As of 2011 it is the second most populous district of Himachal Pradesh, after Kangra.
Mandi district was formed after the merger of Mandi State (Mandi) and Suket, two princely states on 15 April 1948. This coincided with the formation of the Union territory of Himachal Pradesh. It is to be mentioned that the state attained its full statehood later. Mandi town was named after its resident saint Mandavya Rishi.
Mandi District is situated almost at the geographical centre of Himachal, lying along the left bank of the river Beas in the foothills of Shivalik ranges. The town of Mandi has an altitude of 760 metres (2,495 ft) from the sea level. Comprising the two erstwhile states of Mandi and Suket, Mandi derives its name 'mandi' or 'market' as it was a major trade route from Ladakh to various locations in Punjab such as Hoshiarpur and other places.

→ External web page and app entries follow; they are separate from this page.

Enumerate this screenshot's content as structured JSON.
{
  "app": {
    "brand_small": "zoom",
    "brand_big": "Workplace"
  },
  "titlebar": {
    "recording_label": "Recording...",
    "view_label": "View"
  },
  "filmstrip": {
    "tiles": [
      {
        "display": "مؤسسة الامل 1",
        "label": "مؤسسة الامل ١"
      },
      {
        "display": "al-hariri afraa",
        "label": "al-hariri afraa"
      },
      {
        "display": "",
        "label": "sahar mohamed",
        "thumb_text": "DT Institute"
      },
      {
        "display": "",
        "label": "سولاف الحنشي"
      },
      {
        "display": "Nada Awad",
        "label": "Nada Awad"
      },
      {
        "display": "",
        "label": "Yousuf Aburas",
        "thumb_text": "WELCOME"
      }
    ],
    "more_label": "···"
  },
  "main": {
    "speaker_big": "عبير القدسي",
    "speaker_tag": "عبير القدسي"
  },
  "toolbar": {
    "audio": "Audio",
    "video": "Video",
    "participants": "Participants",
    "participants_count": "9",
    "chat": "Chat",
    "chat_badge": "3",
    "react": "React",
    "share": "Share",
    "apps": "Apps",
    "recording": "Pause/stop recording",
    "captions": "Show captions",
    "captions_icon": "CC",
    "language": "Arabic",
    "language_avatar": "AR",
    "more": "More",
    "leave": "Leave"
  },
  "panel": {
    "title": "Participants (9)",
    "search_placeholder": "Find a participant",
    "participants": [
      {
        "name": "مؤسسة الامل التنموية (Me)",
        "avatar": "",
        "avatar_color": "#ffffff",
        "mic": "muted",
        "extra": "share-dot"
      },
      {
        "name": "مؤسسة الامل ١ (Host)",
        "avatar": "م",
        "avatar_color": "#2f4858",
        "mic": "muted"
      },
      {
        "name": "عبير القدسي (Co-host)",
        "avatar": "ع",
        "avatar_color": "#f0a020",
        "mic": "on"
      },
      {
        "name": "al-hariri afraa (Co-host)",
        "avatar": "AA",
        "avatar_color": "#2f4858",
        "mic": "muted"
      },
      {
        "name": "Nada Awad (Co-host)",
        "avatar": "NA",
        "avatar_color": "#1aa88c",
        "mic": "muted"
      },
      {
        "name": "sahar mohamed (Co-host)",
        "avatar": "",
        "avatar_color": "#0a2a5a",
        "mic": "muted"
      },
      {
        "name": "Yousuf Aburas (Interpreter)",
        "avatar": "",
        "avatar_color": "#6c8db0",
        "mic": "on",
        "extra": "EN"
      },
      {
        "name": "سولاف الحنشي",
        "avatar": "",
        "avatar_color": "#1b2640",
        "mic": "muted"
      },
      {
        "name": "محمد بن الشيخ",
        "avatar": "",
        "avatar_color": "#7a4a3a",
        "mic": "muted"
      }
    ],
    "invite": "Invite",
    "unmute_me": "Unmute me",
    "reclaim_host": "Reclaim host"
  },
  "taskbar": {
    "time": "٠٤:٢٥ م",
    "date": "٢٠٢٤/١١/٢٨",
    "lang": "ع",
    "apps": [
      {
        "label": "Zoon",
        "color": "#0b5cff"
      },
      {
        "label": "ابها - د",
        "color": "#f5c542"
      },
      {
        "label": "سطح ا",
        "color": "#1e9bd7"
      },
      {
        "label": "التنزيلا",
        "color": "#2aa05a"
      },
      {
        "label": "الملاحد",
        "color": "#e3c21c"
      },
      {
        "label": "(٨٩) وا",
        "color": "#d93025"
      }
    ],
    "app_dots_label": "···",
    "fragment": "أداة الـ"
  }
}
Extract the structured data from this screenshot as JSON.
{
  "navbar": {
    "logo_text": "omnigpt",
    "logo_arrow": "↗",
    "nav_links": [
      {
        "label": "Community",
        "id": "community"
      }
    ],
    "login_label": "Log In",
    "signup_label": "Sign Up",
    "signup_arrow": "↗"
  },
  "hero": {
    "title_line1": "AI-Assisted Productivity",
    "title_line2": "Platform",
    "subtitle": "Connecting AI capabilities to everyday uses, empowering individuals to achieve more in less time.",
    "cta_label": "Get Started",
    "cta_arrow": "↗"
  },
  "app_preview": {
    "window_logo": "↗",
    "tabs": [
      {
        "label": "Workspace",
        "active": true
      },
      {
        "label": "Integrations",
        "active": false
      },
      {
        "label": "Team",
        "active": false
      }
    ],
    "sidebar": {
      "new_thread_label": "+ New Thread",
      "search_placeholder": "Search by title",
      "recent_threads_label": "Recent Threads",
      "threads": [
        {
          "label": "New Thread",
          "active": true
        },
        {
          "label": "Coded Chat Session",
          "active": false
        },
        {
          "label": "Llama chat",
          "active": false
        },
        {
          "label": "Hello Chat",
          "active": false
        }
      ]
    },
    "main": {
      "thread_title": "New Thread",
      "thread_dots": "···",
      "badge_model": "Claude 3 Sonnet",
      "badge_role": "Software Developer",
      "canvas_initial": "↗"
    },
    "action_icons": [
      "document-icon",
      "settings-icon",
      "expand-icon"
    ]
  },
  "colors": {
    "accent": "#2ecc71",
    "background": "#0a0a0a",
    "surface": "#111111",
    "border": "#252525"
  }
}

Here, during the days of yore, the pious rishi, Mandavaya, performed long and severe penance and practised austerities on his body, on the bank of the river Beas, near the present Mandi town.
Mandi district is built along the banks of the Beas. It has long been an important commercial centre, and the sage Mandvya is said to have meditated here. This one time capital of the princely state of Mandi is a fast developing town that still retains much of its original charm and character. Today, it is a district headquarters. Mandi is renowned for its 81 old stone temples and their enormous range of fine carving. Because of this, it is often called the "Varanasi of the Hills'.
The town of Mandi District also has the remains of old palaces and notable examples of 'colonial' architecture. Mandi is the gateway to the Kullu valley and acts as the base for several exciting excursions. Bhootnath Temple synonymous with Mandi and located in its very heart, this is as old as the town itself, and dates back to the 1520s. The history of Mandi is very interesting from its beginning. In March, the festival of Shivaratri is a major event and the Bhootnath temple is its focus. For and entire week the town celebrates the arrival of hundreds of local deities on elaborately decorated palanquins.